- Required work
From the data below, copy each line that includes the word "JSON".

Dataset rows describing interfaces
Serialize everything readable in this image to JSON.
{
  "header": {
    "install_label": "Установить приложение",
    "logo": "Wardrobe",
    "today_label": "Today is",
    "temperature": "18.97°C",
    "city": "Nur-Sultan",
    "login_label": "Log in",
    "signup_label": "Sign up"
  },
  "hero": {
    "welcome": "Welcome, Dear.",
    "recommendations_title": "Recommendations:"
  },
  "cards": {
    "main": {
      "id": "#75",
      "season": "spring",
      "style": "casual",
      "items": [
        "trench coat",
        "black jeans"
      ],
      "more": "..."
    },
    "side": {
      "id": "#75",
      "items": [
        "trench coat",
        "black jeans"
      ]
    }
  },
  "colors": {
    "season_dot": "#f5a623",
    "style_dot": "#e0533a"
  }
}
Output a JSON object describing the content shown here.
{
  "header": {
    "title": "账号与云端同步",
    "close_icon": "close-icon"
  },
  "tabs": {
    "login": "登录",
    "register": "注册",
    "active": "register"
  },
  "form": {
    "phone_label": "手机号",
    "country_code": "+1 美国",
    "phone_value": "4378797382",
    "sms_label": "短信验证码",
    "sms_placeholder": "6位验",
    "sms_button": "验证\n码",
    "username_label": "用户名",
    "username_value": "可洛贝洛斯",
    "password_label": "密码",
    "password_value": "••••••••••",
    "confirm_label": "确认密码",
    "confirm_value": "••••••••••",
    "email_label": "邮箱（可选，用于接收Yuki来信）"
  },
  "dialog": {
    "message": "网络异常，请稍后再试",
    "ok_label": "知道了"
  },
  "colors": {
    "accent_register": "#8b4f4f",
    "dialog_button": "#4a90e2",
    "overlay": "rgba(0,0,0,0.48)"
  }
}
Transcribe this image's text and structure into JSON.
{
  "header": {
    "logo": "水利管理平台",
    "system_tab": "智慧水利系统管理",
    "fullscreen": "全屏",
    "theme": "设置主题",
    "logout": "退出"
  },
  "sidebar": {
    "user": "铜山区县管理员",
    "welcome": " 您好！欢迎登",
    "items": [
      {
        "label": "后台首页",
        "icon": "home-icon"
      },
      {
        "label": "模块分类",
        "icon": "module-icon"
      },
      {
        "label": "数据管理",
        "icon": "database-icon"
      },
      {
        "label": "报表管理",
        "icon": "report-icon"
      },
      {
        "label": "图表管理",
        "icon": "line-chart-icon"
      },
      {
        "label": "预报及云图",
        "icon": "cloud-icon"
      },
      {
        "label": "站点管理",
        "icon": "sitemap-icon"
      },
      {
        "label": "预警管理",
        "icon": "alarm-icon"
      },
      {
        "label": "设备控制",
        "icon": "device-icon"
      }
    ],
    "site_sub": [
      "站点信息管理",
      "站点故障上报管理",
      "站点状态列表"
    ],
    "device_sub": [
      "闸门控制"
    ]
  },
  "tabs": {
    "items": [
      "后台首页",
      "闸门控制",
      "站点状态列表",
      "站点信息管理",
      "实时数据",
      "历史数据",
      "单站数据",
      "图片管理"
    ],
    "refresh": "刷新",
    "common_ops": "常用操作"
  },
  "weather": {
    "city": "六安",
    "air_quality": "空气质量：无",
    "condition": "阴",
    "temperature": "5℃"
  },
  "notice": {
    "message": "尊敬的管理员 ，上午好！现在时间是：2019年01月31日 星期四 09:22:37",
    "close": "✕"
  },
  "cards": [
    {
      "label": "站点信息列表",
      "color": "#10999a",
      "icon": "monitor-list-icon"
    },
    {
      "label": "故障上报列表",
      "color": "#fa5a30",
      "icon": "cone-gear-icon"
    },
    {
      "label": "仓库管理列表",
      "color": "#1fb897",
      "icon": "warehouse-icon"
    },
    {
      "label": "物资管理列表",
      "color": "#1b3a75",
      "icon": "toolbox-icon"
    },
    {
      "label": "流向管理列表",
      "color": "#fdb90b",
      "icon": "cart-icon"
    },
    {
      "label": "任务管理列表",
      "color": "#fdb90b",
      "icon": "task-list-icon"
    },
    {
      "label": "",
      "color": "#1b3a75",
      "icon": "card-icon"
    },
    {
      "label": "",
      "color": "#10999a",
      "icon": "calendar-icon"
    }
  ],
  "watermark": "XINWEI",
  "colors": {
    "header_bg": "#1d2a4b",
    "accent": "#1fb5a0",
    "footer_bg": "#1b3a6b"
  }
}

- Your solution
Serialize everything readable in this image to JSON.
Output a JSON object describing the content shown here.
Transcribe this image's text and structure into JSON.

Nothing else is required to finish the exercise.